If you would like more information, talk with your doctor. You can also ask your pharmacist or
doctor for information about VELTIN Gel that is written for healthcare professionals. For more
information call 1-888-784-3335. What are the ingredients in VELTIN Gel?
clindamycin phosphate and tretinoin Inactive Ingredients:
butylated hydroxytoluene, carbomer homopolymer (type C), anhydrous
citric acid, edetate disodium, methylparaben, laureth 4, propylene glycol, tromethamine, and
Stiefel Laboratories, Inc.
Research Triangle Park, NC 27709
DPT Laboratories, Ltd.
307 E. Josephine Street
San Antonio, TX 78215
Issued May 2012
STIEFEL and STIEFEL & Design are registered trademarks of Stiefel Laboratories, Inc.
VELTIN is a registered trademark of Astellas Pharma Europe B.V. 2012 Stiefel Laboratories, Inc.
Agitation? Delirium? Both? and What to Do About It Kathryn T. Von Rueden RN, MS, ACNS-BC, FCCM Clinical Nurse Specialist, R Adams Cowley Shock Trauma Center, Assistant Professor University of Maryland, School of Nursing Delirium: “a part of the scenery ?” Ely, W: Semin Respir Crit Care Med. 2001;22(2) Delirium : DSM-IV Diagnostic Criteria reduced clarity of awareness of the

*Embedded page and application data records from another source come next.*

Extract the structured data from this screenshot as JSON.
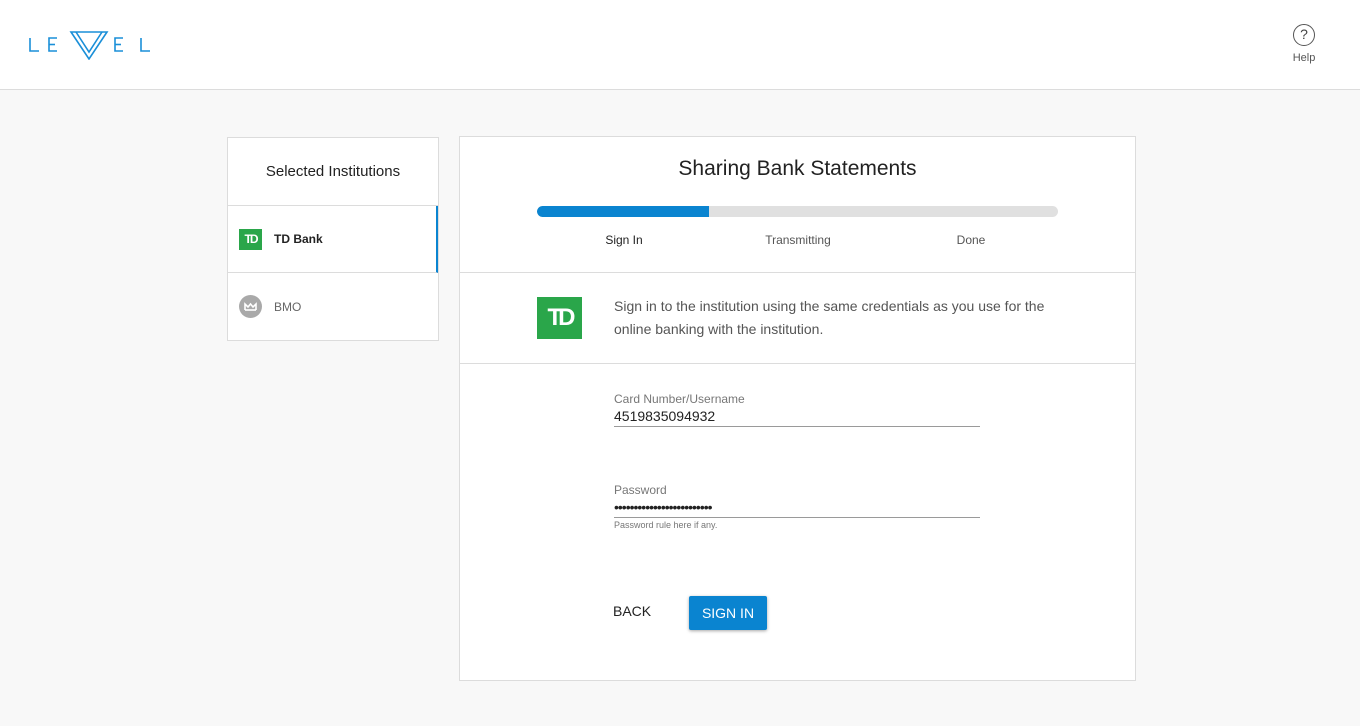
{
  "header": {
    "logo_text": "LEVEL",
    "help_icon": "question-icon",
    "help_label": "Help"
  },
  "sidebar": {
    "title": "Selected Institutions",
    "items": [
      {
        "label": "TD Bank",
        "icon": "td-bank-logo",
        "logo_text": "TD",
        "active": true
      },
      {
        "label": "BMO",
        "icon": "bmo-logo",
        "active": false
      }
    ]
  },
  "main": {
    "title": "Sharing Bank Statements",
    "progress_fraction": 0.33,
    "steps": [
      "Sign In",
      "Transmitting",
      "Done"
    ],
    "current_step": "Sign In",
    "bank_logo_text": "TD",
    "instructions": "Sign in to the institution using the same credentials as you use for the online banking with the institution.",
    "form": {
      "username_label": "Card Number/Username",
      "username_value": "4519835094932",
      "password_label": "Password",
      "password_value": "•••••••••••••••••••••••••",
      "password_hint": "Password rule here if any."
    },
    "buttons": {
      "back": "BACK",
      "sign_in": "SIGN IN"
    }
  },
  "colors": {
    "accent": "#0a84d0",
    "td_green": "#2aa64a",
    "progress_track": "#e0e0e0"
  }
}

SECTION 23 01 00 - MECHANICAL GENERAL EQUIPMENT Flashing and Sealing Equipment and Pipe Stacks ASME - B40.1 - Gages - Pressure Indicating Dial Type - Elastic Element. ASTM E1 - Specification for ASTM Thermometers. ASTM E77 - Verification and Calibration of Liquid-in-Glass Thermometers. ASTM F708 - Design and Installation of Rigid Pipe Hangers. MSS SP58 - Pipe Hangers and Supports - Materials